> **ABOUT THIS TASK**: All records should be reproduced verbatim.

> **Element data from apps and pages**:
◇ ◇ ◇ ◇

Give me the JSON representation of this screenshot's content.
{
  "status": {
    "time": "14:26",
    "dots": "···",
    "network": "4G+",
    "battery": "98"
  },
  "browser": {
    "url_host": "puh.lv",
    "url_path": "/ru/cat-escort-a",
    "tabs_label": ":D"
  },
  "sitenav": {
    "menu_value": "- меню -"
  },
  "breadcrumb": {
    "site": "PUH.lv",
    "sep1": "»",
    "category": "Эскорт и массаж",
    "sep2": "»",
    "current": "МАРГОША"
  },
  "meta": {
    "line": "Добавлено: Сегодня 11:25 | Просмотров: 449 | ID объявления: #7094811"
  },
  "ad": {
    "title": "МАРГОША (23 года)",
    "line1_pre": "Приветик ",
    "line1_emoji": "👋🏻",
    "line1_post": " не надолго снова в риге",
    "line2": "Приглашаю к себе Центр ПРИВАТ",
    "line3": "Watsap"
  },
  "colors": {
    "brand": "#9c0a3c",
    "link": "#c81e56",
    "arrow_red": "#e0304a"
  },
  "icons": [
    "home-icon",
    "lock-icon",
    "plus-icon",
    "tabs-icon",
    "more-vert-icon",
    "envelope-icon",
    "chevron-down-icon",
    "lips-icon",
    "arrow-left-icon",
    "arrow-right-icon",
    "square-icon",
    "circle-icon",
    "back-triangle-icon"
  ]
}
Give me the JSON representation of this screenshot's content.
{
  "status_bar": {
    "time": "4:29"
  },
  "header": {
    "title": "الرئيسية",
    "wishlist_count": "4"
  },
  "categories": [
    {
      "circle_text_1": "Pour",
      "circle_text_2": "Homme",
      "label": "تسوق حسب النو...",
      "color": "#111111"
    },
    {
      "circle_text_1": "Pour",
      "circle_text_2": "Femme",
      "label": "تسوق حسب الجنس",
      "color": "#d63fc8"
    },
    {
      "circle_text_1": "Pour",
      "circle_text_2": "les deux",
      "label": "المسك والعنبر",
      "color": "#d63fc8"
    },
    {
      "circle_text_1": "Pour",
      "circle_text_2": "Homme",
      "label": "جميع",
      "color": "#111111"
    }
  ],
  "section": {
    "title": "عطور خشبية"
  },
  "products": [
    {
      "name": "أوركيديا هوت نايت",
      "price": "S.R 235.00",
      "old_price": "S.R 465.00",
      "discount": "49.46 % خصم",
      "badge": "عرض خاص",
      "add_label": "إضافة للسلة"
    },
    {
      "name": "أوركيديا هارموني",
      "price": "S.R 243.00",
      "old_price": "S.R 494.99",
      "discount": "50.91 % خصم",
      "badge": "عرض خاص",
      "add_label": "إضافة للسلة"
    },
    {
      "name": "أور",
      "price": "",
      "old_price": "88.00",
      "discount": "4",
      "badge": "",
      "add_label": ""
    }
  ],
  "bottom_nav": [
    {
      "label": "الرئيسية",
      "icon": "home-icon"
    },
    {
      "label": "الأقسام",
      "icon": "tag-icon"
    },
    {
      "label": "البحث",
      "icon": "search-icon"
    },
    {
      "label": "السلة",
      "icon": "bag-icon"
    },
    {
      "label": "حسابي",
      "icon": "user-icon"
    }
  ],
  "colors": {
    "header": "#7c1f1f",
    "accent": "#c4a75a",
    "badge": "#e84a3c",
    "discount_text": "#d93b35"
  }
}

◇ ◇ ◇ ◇

> **ANSWER SECTION**:
Give me the JSON representation of this screenshot's content.
{
  "status": {
    "time": "14:26",
    "dots": "···",
    "network": "4G+",
    "battery": "98"
  },
  "browser": {
    "url_host": "puh.lv",
    "url_path": "/ru/cat-escort-a",
    "tabs_label": ":D"
  },
  "sitenav": {
    "menu_value": "- меню -"
  },
  "breadcrumb": {
    "site": "PUH.lv",
    "sep1": "»",
    "category": "Эскорт и массаж",
    "sep2": "»",
    "current": "МАРГОША"
  },
  "meta": {
    "line": "Добавлено: Сегодня 11:25 | Просмотров: 449 | ID объявления: #7094811"
  },
  "ad": {
    "title": "МАРГОША (23 года)",
    "line1_pre": "Приветик ",
    "line1_emoji": "👋🏻",
    "line1_post": " не надолго снова в риге",
    "line2": "Приглашаю к себе Центр ПРИВАТ",
    "line3": "Watsap"
  },
  "colors": {
    "brand": "#9c0a3c",
    "link": "#c81e56",
    "arrow_red": "#e0304a"
  },
  "icons": [
    "home-icon",
    "lock-icon",
    "plus-icon",
    "tabs-icon",
    "more-vert-icon",
    "envelope-icon",
    "chevron-down-icon",
    "lips-icon",
    "arrow-left-icon",
    "arrow-right-icon",
    "square-icon",
    "circle-icon",
    "back-triangle-icon"
  ]
}
Give me the JSON representation of this screenshot's content.
{
  "status_bar": {
    "time": "4:29"
  },
  "header": {
    "title": "الرئيسية",
    "wishlist_count": "4"
  },
  "categories": [
    {
      "circle_text_1": "Pour",
      "circle_text_2": "Homme",
      "label": "تسوق حسب النو...",
      "color": "#111111"
    },
    {
      "circle_text_1": "Pour",
      "circle_text_2": "Femme",
      "label": "تسوق حسب الجنس",
      "color": "#d63fc8"
    },
    {
      "circle_text_1": "Pour",
      "circle_text_2": "les deux",
      "label": "المسك والعنبر",
      "color": "#d63fc8"
    },
    {
      "circle_text_1": "Pour",
      "circle_text_2": "Homme",
      "label": "جميع",
      "color": "#111111"
    }
  ],
  "section": {
    "title": "عطور خشبية"
  },
  "products": [
    {
      "name": "أوركيديا هوت نايت",
      "price": "S.R 235.00",
      "old_price": "S.R 465.00",
      "discount": "49.46 % خصم",
      "badge": "عرض خاص",
      "add_label": "إضافة للسلة"
    },
    {
      "name": "أوركيديا هارموني",
      "price": "S.R 243.00",
      "old_price": "S.R 494.99",
      "discount": "50.91 % خصم",
      "badge": "عرض خاص",
      "add_label": "إضافة للسلة"
    },
    {
      "name": "أور",
      "price": "",
      "old_price": "88.00",
      "discount": "4",
      "badge": "",
      "add_label": ""
    }
  ],
  "bottom_nav": [
    {
      "label": "الرئيسية",
      "icon": "home-icon"
    },
    {
      "label": "الأقسام",
      "icon": "tag-icon"
    },
    {
      "label": "البحث",
      "icon": "search-icon"
    },
    {
      "label": "السلة",
      "icon": "bag-icon"
    },
    {
      "label": "حسابي",
      "icon": "user-icon"
    }
  ],
  "colors": {
    "header": "#7c1f1f",
    "accent": "#c4a75a",
    "badge": "#e84a3c",
    "discount_text": "#d93b35"
  }
}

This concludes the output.